#### [AIM OF THE EXERCISE]
Where does the word "Горки" show up in the data? Please find each such line and copy it.

Segment Start: ENTRIES SHOWN

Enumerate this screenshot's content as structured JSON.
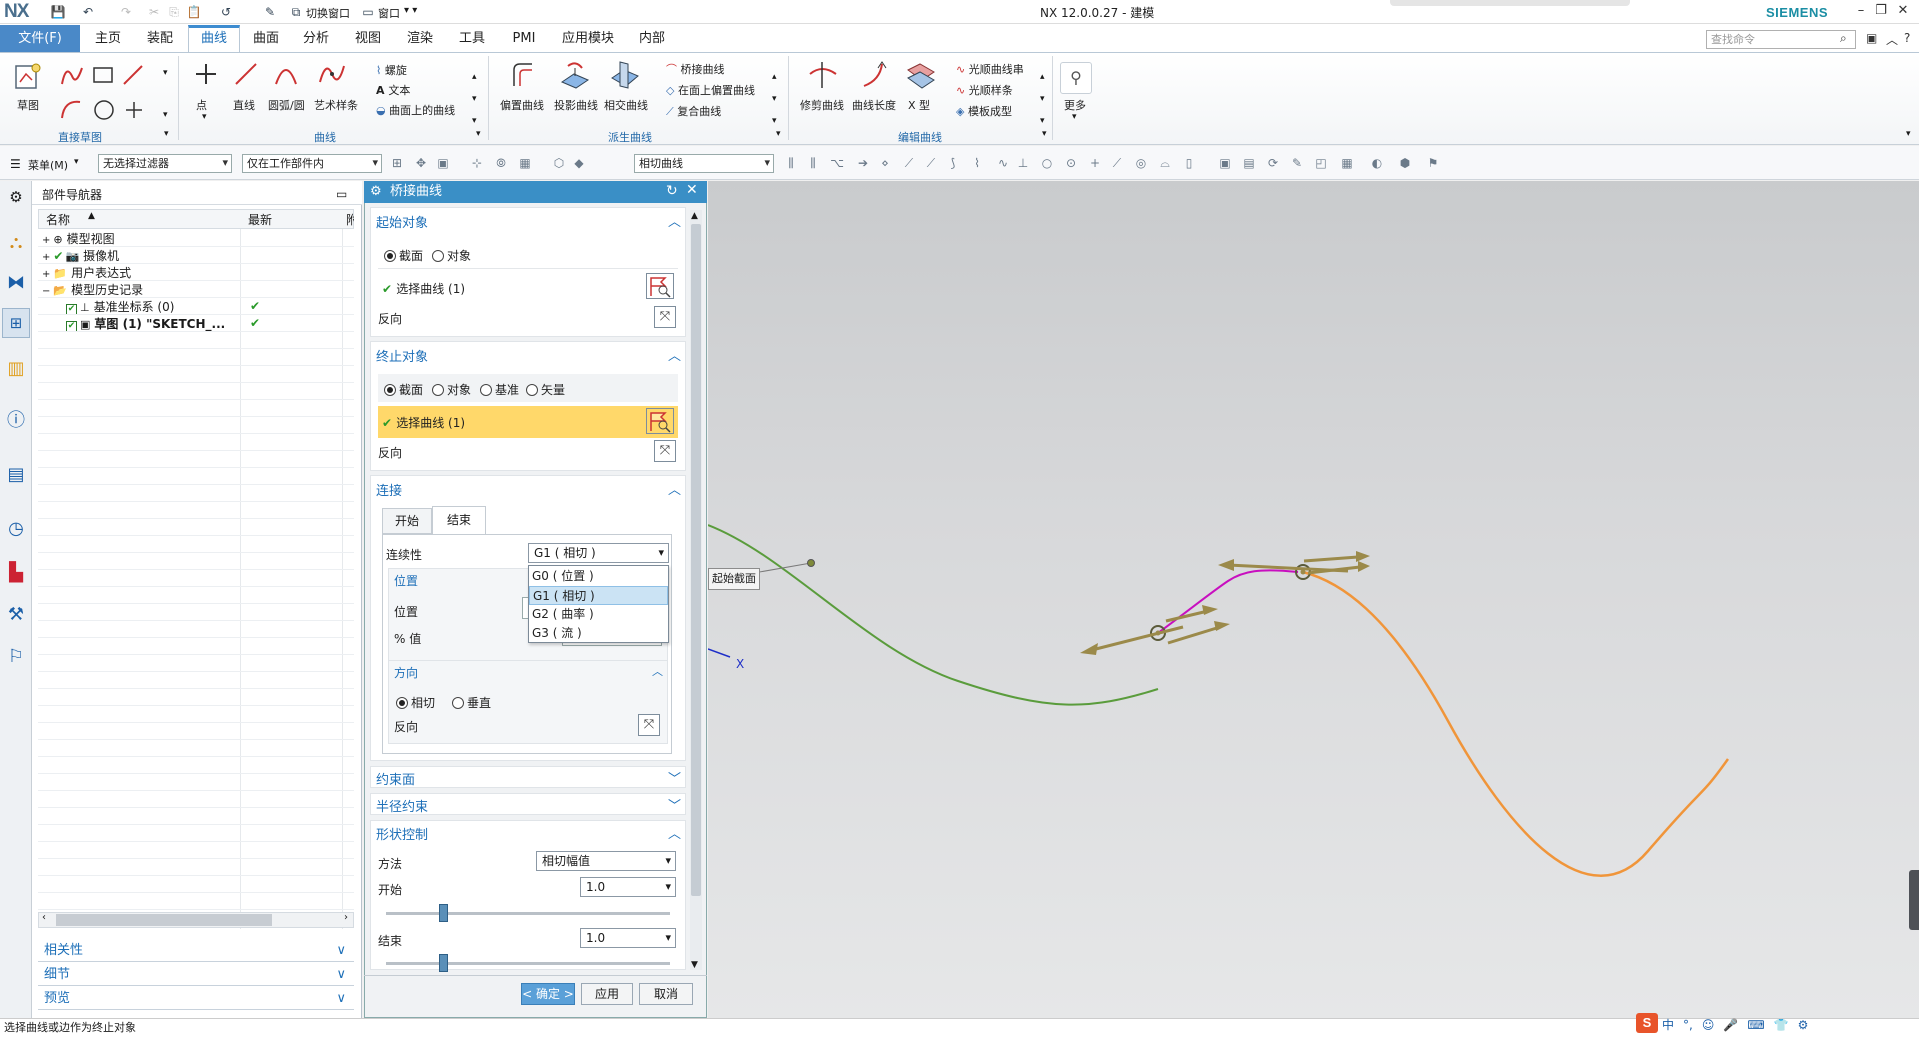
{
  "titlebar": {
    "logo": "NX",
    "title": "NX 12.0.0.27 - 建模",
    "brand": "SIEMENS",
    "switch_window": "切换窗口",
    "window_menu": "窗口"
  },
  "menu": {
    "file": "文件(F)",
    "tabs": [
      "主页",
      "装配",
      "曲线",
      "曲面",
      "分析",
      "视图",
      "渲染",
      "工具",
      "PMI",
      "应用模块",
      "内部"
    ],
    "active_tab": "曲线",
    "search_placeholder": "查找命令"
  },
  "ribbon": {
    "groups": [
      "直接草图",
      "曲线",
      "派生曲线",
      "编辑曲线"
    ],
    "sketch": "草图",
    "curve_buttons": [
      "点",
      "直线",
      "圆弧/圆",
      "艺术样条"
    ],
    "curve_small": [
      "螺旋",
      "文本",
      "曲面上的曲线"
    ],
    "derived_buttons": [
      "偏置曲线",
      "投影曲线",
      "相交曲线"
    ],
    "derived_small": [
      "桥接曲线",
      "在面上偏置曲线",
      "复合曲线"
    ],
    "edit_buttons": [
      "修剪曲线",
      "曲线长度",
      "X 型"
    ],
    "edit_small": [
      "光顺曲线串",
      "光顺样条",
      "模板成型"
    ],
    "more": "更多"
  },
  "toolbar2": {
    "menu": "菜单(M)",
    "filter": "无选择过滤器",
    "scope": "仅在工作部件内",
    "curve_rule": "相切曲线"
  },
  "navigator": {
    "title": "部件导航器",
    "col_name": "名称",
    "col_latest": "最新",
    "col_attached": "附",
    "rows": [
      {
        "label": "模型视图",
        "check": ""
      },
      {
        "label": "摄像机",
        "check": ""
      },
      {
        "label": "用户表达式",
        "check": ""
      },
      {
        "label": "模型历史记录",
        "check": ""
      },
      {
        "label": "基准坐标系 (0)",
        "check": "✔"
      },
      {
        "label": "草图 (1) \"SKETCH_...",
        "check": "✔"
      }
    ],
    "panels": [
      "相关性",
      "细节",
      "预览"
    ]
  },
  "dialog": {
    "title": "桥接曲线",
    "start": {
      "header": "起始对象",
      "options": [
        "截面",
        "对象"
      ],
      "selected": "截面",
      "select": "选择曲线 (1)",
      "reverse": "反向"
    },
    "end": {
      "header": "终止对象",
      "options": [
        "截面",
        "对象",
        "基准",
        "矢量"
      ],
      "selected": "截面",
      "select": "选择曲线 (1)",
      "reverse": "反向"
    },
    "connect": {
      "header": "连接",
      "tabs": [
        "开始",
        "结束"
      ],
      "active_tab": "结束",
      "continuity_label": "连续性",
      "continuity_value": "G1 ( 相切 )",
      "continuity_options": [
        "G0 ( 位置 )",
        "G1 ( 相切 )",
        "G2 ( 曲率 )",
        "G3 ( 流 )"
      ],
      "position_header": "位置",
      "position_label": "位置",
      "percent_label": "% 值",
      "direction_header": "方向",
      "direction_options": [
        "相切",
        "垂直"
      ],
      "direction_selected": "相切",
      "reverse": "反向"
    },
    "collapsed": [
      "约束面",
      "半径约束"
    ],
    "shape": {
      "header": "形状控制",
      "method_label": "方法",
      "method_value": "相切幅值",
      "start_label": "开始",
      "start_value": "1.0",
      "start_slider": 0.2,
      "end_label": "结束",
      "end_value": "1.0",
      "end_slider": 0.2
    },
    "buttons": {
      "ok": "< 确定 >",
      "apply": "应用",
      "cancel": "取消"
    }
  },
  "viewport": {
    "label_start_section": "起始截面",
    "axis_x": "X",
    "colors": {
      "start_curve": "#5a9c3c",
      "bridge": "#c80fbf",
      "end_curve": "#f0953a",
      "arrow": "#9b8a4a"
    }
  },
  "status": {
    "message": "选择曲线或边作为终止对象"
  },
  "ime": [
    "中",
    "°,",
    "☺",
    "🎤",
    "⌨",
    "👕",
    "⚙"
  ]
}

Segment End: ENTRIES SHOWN
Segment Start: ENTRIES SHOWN

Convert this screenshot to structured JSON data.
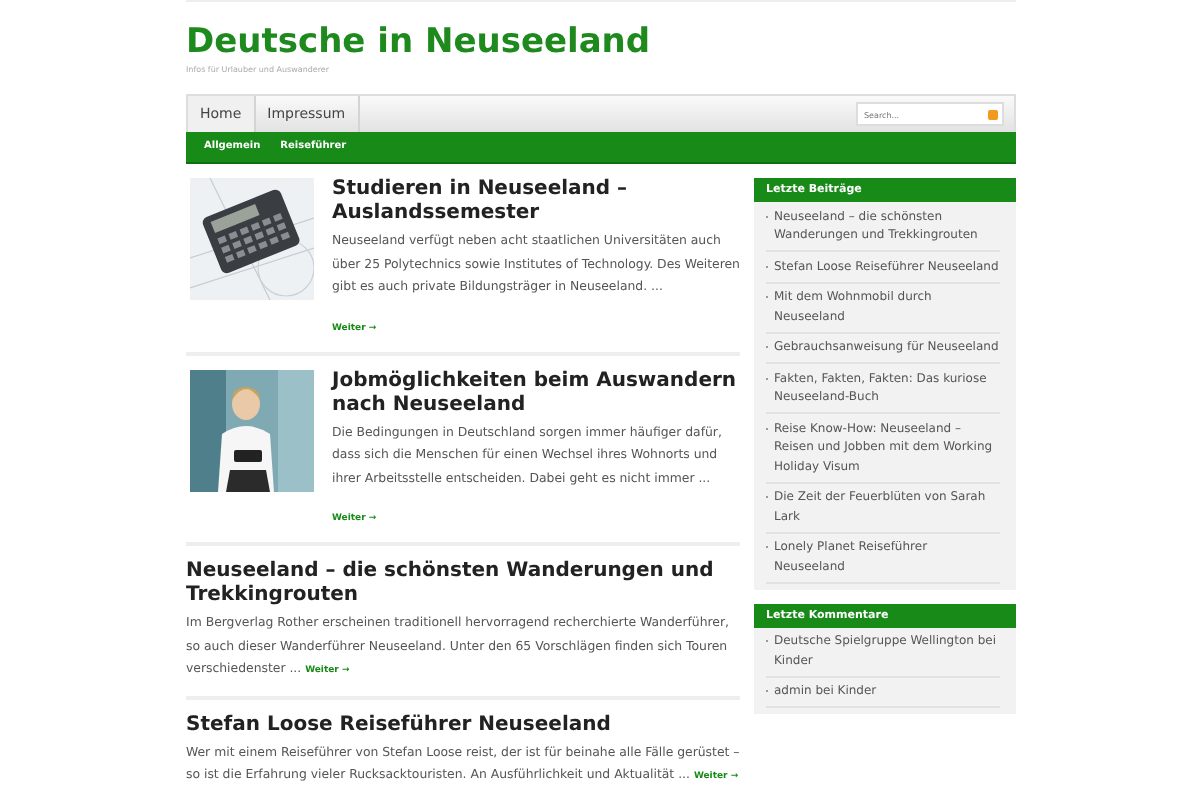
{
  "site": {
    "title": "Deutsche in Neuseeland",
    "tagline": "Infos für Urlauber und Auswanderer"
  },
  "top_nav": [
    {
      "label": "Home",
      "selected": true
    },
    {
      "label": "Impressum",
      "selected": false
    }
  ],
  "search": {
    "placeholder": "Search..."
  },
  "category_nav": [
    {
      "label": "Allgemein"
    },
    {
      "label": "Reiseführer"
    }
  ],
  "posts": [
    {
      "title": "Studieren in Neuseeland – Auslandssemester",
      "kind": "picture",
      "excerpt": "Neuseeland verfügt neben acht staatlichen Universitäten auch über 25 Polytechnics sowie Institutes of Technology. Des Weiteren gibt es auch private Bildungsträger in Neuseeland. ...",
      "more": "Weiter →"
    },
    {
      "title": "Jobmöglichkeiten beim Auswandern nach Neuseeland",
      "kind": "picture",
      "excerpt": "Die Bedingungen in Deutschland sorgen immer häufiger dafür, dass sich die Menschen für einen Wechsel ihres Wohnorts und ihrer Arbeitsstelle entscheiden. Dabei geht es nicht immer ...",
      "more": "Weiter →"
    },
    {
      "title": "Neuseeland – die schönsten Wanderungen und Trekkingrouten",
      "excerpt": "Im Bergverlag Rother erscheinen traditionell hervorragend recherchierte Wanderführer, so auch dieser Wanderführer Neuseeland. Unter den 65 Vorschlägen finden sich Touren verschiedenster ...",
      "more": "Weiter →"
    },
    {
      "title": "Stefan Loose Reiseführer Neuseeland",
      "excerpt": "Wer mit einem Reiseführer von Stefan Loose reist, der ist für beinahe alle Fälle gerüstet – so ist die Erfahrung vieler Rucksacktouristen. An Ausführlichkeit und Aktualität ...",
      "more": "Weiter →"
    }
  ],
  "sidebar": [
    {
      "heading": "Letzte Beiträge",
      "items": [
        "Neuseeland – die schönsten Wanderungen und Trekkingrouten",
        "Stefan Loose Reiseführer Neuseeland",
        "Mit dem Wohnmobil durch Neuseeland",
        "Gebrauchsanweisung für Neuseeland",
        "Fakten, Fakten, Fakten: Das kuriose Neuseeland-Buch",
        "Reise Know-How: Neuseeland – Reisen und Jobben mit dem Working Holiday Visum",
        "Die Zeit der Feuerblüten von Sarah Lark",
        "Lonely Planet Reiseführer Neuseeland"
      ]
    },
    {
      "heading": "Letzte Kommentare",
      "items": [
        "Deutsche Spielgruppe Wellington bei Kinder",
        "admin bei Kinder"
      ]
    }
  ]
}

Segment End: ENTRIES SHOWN
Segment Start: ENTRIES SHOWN

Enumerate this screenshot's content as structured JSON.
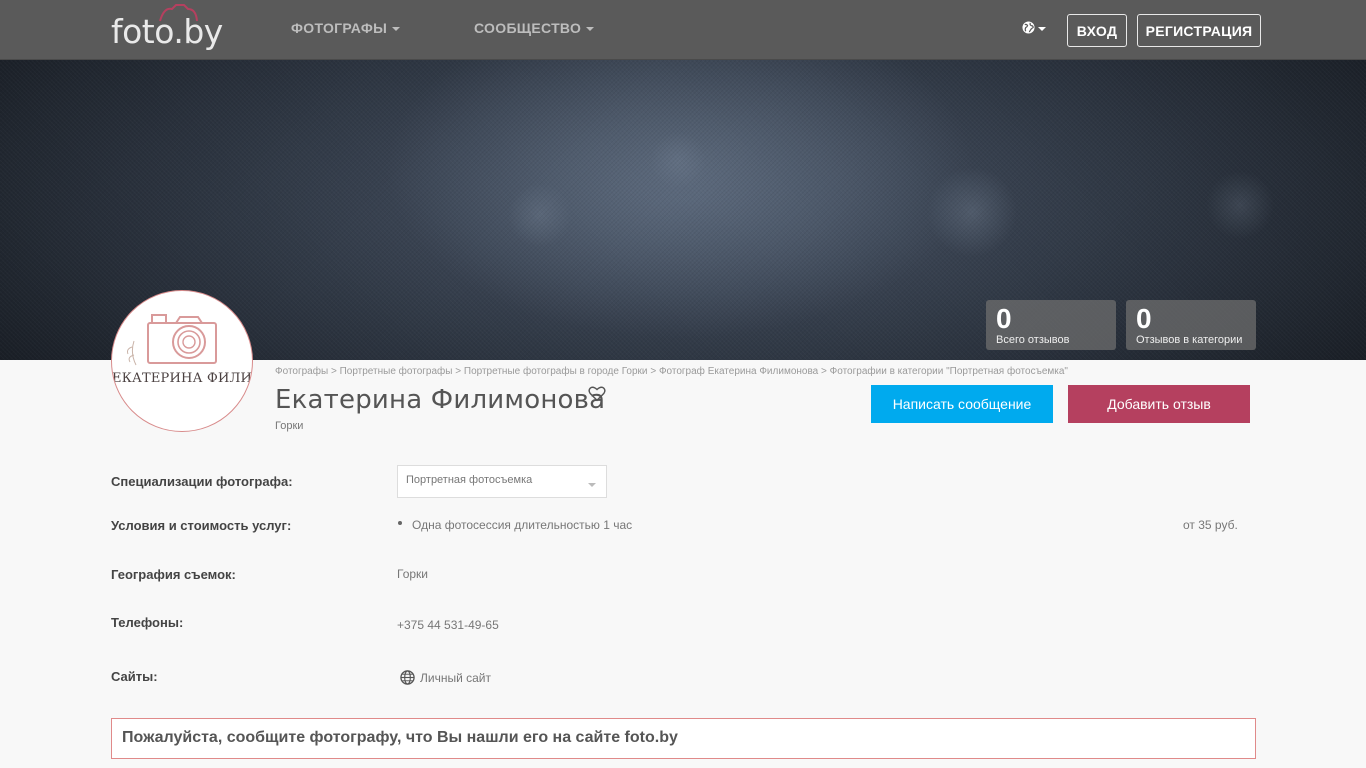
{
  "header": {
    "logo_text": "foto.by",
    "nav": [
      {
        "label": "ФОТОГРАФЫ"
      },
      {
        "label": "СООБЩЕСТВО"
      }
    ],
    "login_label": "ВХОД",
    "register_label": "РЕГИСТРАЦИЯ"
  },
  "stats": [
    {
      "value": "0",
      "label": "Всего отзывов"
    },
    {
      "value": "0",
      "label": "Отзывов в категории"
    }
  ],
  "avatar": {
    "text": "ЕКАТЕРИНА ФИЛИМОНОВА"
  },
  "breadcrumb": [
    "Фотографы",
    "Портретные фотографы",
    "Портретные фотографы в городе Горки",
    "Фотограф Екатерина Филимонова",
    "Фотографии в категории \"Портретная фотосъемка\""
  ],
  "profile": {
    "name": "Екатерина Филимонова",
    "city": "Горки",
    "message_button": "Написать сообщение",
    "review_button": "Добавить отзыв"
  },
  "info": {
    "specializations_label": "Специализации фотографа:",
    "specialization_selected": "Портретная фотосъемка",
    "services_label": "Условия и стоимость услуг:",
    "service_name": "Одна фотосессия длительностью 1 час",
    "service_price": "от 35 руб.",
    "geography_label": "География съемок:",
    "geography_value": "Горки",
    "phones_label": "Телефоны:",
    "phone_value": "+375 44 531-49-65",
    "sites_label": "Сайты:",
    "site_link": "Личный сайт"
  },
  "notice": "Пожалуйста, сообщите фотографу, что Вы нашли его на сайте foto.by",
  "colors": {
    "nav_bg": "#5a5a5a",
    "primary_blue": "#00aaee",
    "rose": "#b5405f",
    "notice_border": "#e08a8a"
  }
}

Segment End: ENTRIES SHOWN

#### [OUTPUT OF THE TASK]
    "Портретные фотографы в городе Горки",
    "city": "Горки",
    "geography_value": "Горки",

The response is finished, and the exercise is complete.